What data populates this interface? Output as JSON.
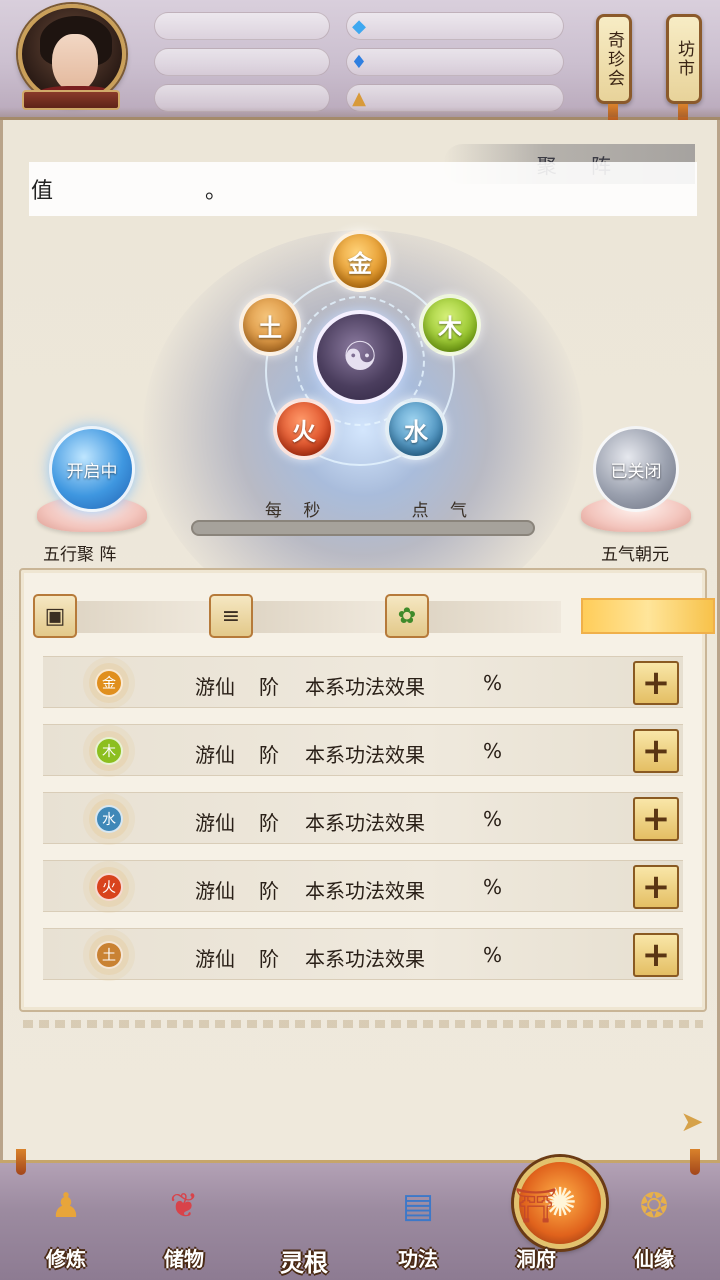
{
  "side_buttons": {
    "treasure_fair": "奇珍会",
    "market": "坊市"
  },
  "main": {
    "title": "聚 阵",
    "notice_prefix": "值",
    "notice_suffix": "。",
    "per_second_left": "每 秒",
    "per_second_right": "点 气",
    "progress_fraction": 0
  },
  "formation": {
    "center_icon": "yin-yang-icon",
    "elements": [
      {
        "key": "gold",
        "label": "金"
      },
      {
        "key": "wood",
        "label": "木"
      },
      {
        "key": "water",
        "label": "水"
      },
      {
        "key": "fire",
        "label": "火"
      },
      {
        "key": "earth",
        "label": "土"
      }
    ]
  },
  "toggles": {
    "left_status": "开启中",
    "left_label": "五行聚 阵",
    "right_status": "已关闭",
    "right_label": "五气朝元"
  },
  "materials": {
    "icons": [
      "ore-icon",
      "wood-log-icon",
      "herb-icon"
    ]
  },
  "attributes": [
    {
      "element": "金",
      "rank": "游仙",
      "tier": "阶",
      "effect": "本系功法效果",
      "unit": "%",
      "color": "#e08f1e"
    },
    {
      "element": "木",
      "rank": "游仙",
      "tier": "阶",
      "effect": "本系功法效果",
      "unit": "%",
      "color": "#8cbf1f"
    },
    {
      "element": "水",
      "rank": "游仙",
      "tier": "阶",
      "effect": "本系功法效果",
      "unit": "%",
      "color": "#3f88b8"
    },
    {
      "element": "火",
      "rank": "游仙",
      "tier": "阶",
      "effect": "本系功法效果",
      "unit": "%",
      "color": "#d8431d"
    },
    {
      "element": "土",
      "rank": "游仙",
      "tier": "阶",
      "effect": "本系功法效果",
      "unit": "%",
      "color": "#c98233"
    }
  ],
  "plus_label": "+",
  "bottom_nav": [
    {
      "label": "修炼",
      "icon": "cultivator-icon"
    },
    {
      "label": "储物",
      "icon": "pouch-icon"
    },
    {
      "label": "灵根",
      "icon": "spirit-root-icon"
    },
    {
      "label": "功法",
      "icon": "scripture-book-icon"
    },
    {
      "label": "洞府",
      "icon": "cave-dwelling-icon"
    },
    {
      "label": "仙缘",
      "icon": "gourd-icon"
    }
  ]
}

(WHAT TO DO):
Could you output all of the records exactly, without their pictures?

(WRITTEN RESPONSE):
What data populates this interface? Output as JSON.
{
  "side_buttons": {
    "treasure_fair": "奇珍会",
    "market": "坊市"
  },
  "main": {
    "title": "聚 阵",
    "notice_prefix": "值",
    "notice_suffix": "。",
    "per_second_left": "每 秒",
    "per_second_right": "点 气",
    "progress_fraction": 0
  },
  "formation": {
    "center_icon": "yin-yang-icon",
    "elements": [
      {
        "key": "gold",
        "label": "金"
      },
      {
        "key": "wood",
        "label": "木"
      },
      {
        "key": "water",
        "label": "水"
      },
      {
        "key": "fire",
        "label": "火"
      },
      {
        "key": "earth",
        "label": "土"
      }
    ]
  },
  "toggles": {
    "left_status": "开启中",
    "left_label": "五行聚 阵",
    "right_status": "已关闭",
    "right_label": "五气朝元"
  },
  "materials": {
    "icons": [
      "ore-icon",
      "wood-log-icon",
      "herb-icon"
    ]
  },
  "attributes": [
    {
      "element": "金",
      "rank": "游仙",
      "tier": "阶",
      "effect": "本系功法效果",
      "unit": "%",
      "color": "#e08f1e"
    },
    {
      "element": "木",
      "rank": "游仙",
      "tier": "阶",
      "effect": "本系功法效果",
      "unit": "%",
      "color": "#8cbf1f"
    },
    {
      "element": "水",
      "rank": "游仙",
      "tier": "阶",
      "effect": "本系功法效果",
      "unit": "%",
      "color": "#3f88b8"
    },
    {
      "element": "火",
      "rank": "游仙",
      "tier": "阶",
      "effect": "本系功法效果",
      "unit": "%",
      "color": "#d8431d"
    },
    {
      "element": "土",
      "rank": "游仙",
      "tier": "阶",
      "effect": "本系功法效果",
      "unit": "%",
      "color": "#c98233"
    }
  ],
  "plus_label": "+",
  "bottom_nav": [
    {
      "label": "修炼",
      "icon": "cultivator-icon"
    },
    {
      "label": "储物",
      "icon": "pouch-icon"
    },
    {
      "label": "灵根",
      "icon": "spirit-root-icon"
    },
    {
      "label": "功法",
      "icon": "scripture-book-icon"
    },
    {
      "label": "洞府",
      "icon": "cave-dwelling-icon"
    },
    {
      "label": "仙缘",
      "icon": "gourd-icon"
    }
  ]
}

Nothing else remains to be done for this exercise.